- Fluvial sediments. Grain size characteristics of channel boundary and floodplain sediments and the volume of the alluvial store should be determined for each channel reach to provide baseline conditions for the assessment of post-mining impacts on sediment movement.
- Digital elevation model. A digital elevation model of the whole catchment should be constructed for landform evolution modelling by SIBERIA for environmental impact assessment, mine management, design of a stable rehabilitated mine site and prediction of mine-derived sediment deposition sites downstream of the mine site.
- River gauging stations. At least four river gauging stations (two on control rivers and two on mine-impacted rivers) with pluviometers should be installed and operated to obtain hydrological information on natural catchment conditions and on the impact of mining. The control rivers are Swift Creek upstream of the mine site and Tributary East. Energy Resources of Australia (ERA) also operate two gauging stations on 7J and North Magela Creeks, which are appropriate controls, if they are not impacted by road construction. The mine-impacted stations are Swift Creek downstream of the mine site and Tributary Central.
- Suspended sediment transport and turbidity. Detailed suspended sediment and turbidity measurements should be undertaken at each eriss river gauging station to calculate natural and mine-induced suspended sediment loads during the Wet season.
- Bedload transport. Detailed bedload measurements should be undertaken at each eriss river gauging station to calculate natural and mine-induced bed-material loads. Bedload constitutes a large proportion of the total sediment load in the Alligator Rivers Region and is essential for an assessment of the impact of mining on total sediment yield.
- Bed scour depths. Scour chains should be installed and measured annually at each gauging station and on mine site tributaries to determine the maximum depth of bed scour (active bedload) during each Wet season.
- Contemporary channel erosion rates. Bank erosion and knickpoint migration rates should be selectively measured to determine the significance of in-channel sediment sources in comparison to the sediment yields generated on the mine site and from the undisturbed catchment.

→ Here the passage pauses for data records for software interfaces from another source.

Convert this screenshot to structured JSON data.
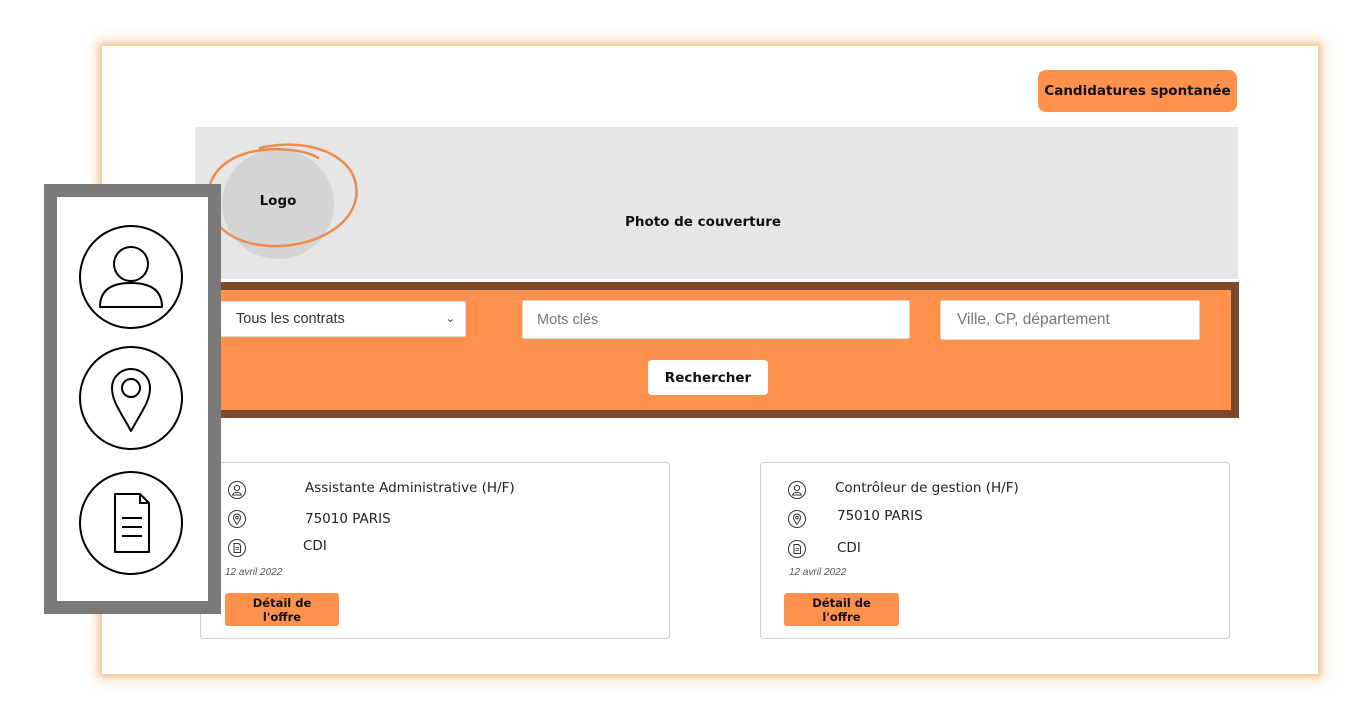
{
  "header": {
    "spontaneous_label": "Candidatures spontanée"
  },
  "cover": {
    "logo_label": "Logo",
    "cover_label": "Photo de couverture"
  },
  "search": {
    "contract_select": "Tous les contrats",
    "keywords_placeholder": "Mots clés",
    "location_placeholder": "Ville, CP, département",
    "search_button": "Rechercher"
  },
  "offers": [
    {
      "title": "Assistante Administrative (H/F)",
      "location": "75010 PARIS",
      "contract": "CDI",
      "date": "12 avril 2022",
      "detail_label": "Détail de l'offre"
    },
    {
      "title": "Contrôleur de gestion (H/F)",
      "location": "75010 PARIS",
      "contract": "CDI",
      "date": "12 avril 2022",
      "detail_label": "Détail de l'offre"
    }
  ],
  "side_panel": {
    "icons": [
      "user-icon",
      "location-pin-icon",
      "document-icon"
    ]
  },
  "colors": {
    "accent": "#ff914d",
    "band_border": "#7a4a2b",
    "cover_bg": "#e6e6e6",
    "panel_border": "#7a7a7a"
  }
}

- Contemporary channel stability. Permanently marked cross sections should be installed and used to monitor the amount of bed sediment storage and/or large scale channel erosion throughout the river network.

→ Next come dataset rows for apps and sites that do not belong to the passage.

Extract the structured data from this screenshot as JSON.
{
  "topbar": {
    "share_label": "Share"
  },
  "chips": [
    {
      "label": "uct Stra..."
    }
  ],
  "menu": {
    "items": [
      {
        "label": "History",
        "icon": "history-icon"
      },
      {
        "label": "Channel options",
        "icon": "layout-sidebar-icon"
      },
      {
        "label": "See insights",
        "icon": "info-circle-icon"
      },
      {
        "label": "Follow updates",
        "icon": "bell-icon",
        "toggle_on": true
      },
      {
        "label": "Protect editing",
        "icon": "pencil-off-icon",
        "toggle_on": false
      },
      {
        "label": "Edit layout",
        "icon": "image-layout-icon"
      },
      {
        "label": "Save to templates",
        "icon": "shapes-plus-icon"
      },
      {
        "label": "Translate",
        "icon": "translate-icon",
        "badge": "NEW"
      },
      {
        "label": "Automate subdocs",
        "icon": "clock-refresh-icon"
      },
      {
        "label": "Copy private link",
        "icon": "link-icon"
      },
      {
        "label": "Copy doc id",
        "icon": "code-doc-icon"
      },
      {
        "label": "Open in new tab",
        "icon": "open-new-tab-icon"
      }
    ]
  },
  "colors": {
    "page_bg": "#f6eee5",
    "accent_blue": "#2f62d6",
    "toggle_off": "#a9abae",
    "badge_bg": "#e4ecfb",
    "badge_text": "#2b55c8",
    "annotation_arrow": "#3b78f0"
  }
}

- Sediment storages. The volume of sediment in discrete sediment storages downstream of the mine site should be mapped and measured.

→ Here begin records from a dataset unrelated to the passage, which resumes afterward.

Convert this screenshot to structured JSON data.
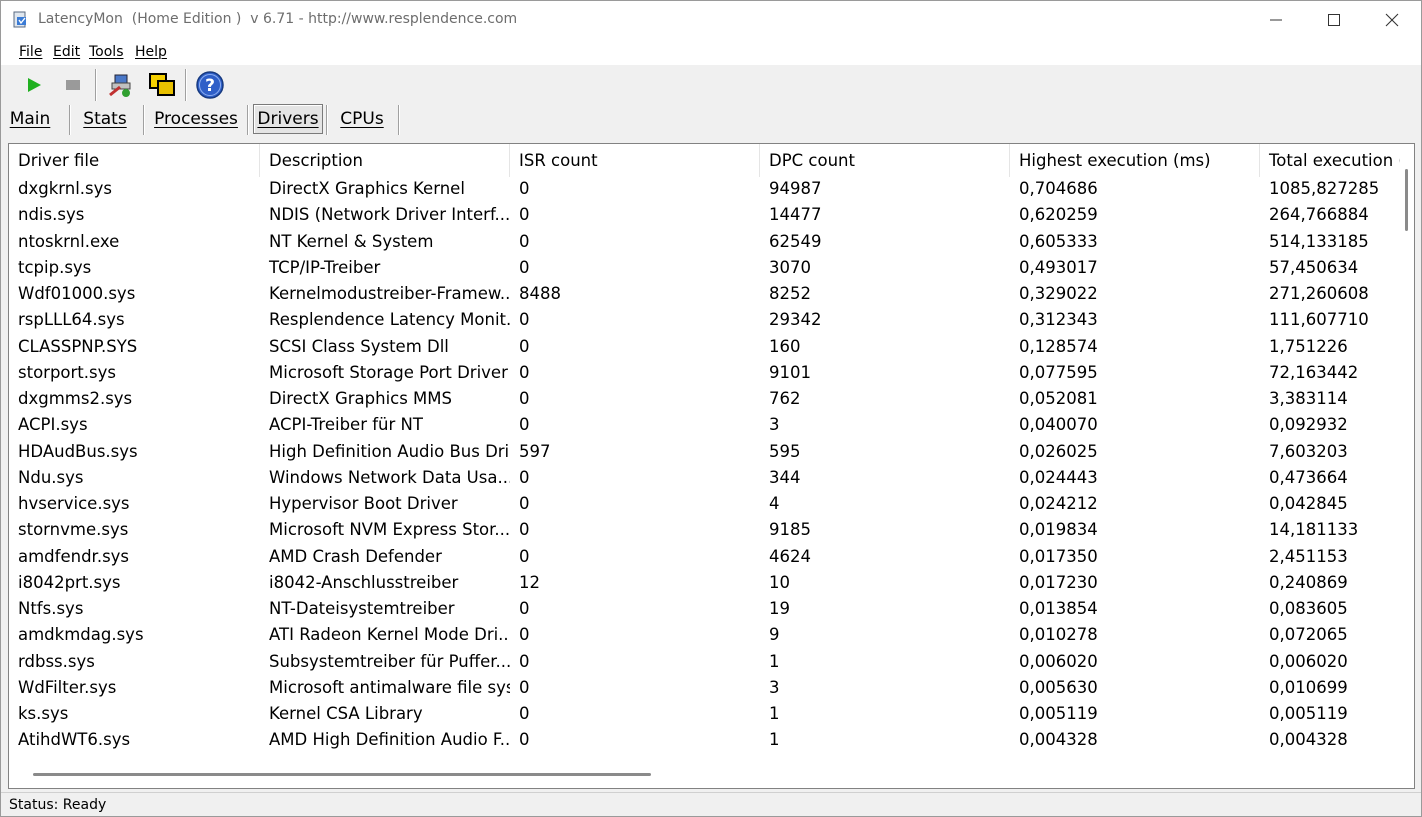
{
  "window": {
    "title": "LatencyMon  (Home Edition )  v 6.71 - http://www.resplendence.com"
  },
  "menu": [
    "File",
    "Edit",
    "Tools",
    "Help"
  ],
  "toolbar": {
    "buttons": [
      "play-icon",
      "stop-icon",
      "driver-analysis-icon",
      "windows-icon",
      "help-icon"
    ]
  },
  "tabs": [
    "Main",
    "Stats",
    "Processes",
    "Drivers",
    "CPUs"
  ],
  "active_tab": "Drivers",
  "table": {
    "columns": [
      "Driver file",
      "Description",
      "ISR count",
      "DPC count",
      "Highest execution (ms)",
      "Total execution ("
    ],
    "rows": [
      [
        "dxgkrnl.sys",
        "DirectX Graphics Kernel",
        "0",
        "94987",
        "0,704686",
        "1085,827285"
      ],
      [
        "ndis.sys",
        "NDIS (Network Driver Interf...",
        "0",
        "14477",
        "0,620259",
        "264,766884"
      ],
      [
        "ntoskrnl.exe",
        "NT Kernel & System",
        "0",
        "62549",
        "0,605333",
        "514,133185"
      ],
      [
        "tcpip.sys",
        "TCP/IP-Treiber",
        "0",
        "3070",
        "0,493017",
        "57,450634"
      ],
      [
        "Wdf01000.sys",
        "Kernelmodustreiber-Framew...",
        "8488",
        "8252",
        "0,329022",
        "271,260608"
      ],
      [
        "rspLLL64.sys",
        "Resplendence Latency Monit...",
        "0",
        "29342",
        "0,312343",
        "111,607710"
      ],
      [
        "CLASSPNP.SYS",
        "SCSI Class System Dll",
        "0",
        "160",
        "0,128574",
        "1,751226"
      ],
      [
        "storport.sys",
        "Microsoft Storage Port Driver",
        "0",
        "9101",
        "0,077595",
        "72,163442"
      ],
      [
        "dxgmms2.sys",
        "DirectX Graphics MMS",
        "0",
        "762",
        "0,052081",
        "3,383114"
      ],
      [
        "ACPI.sys",
        "ACPI-Treiber für NT",
        "0",
        "3",
        "0,040070",
        "0,092932"
      ],
      [
        "HDAudBus.sys",
        "High Definition Audio Bus Dri...",
        "597",
        "595",
        "0,026025",
        "7,603203"
      ],
      [
        "Ndu.sys",
        "Windows Network Data Usa...",
        "0",
        "344",
        "0,024443",
        "0,473664"
      ],
      [
        "hvservice.sys",
        "Hypervisor Boot Driver",
        "0",
        "4",
        "0,024212",
        "0,042845"
      ],
      [
        "stornvme.sys",
        "Microsoft NVM Express Stor...",
        "0",
        "9185",
        "0,019834",
        "14,181133"
      ],
      [
        "amdfendr.sys",
        "AMD Crash Defender",
        "0",
        "4624",
        "0,017350",
        "2,451153"
      ],
      [
        "i8042prt.sys",
        "i8042-Anschlusstreiber",
        "12",
        "10",
        "0,017230",
        "0,240869"
      ],
      [
        "Ntfs.sys",
        "NT-Dateisystemtreiber",
        "0",
        "19",
        "0,013854",
        "0,083605"
      ],
      [
        "amdkmdag.sys",
        "ATI Radeon Kernel Mode Dri...",
        "0",
        "9",
        "0,010278",
        "0,072065"
      ],
      [
        "rdbss.sys",
        "Subsystemtreiber für Puffer...",
        "0",
        "1",
        "0,006020",
        "0,006020"
      ],
      [
        "WdFilter.sys",
        "Microsoft antimalware file sys...",
        "0",
        "3",
        "0,005630",
        "0,010699"
      ],
      [
        "ks.sys",
        "Kernel CSA Library",
        "0",
        "1",
        "0,005119",
        "0,005119"
      ],
      [
        "AtihdWT6.sys",
        "AMD High Definition Audio F...",
        "0",
        "1",
        "0,004328",
        "0,004328"
      ]
    ]
  },
  "status": "Status: Ready"
}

- Riparian vegetation and large woody debris. The significance of riparian forests and large woody debris for stabilising sinuous sandy channels and storing bed material on Swift Creek and East Tributary should be evaluated.
These projects were proposed, described and initiated at short notice before the commencement of the 1998/1999 Wet season. This was necessary to ensure that some catchment characteristics had been measured before the first flush of the Wet season after initial disturbance for mine establishment. No program of hydrologic and geomorphic research had been commenced in the Swift Creek catchment by eriss before June 1998. Furthermore, initial geomorphic measurements of the mine site tributaries and Swift Creek were also required before the first flush of the 1998/1999 Wet season to help determine the environmental impacts of mining.
The above projects target channel stability/instability, sediment sources, sediment storages, sediment pathways and sediment fluxes within the channel network of Swift Creek. Sites impacted by uranium mining will be compared with similar natural sites upstream of the influence of mining. A standard or modified BACI (Before After Control Impact) design was not possible because mining had started before any of the projects could be implemented.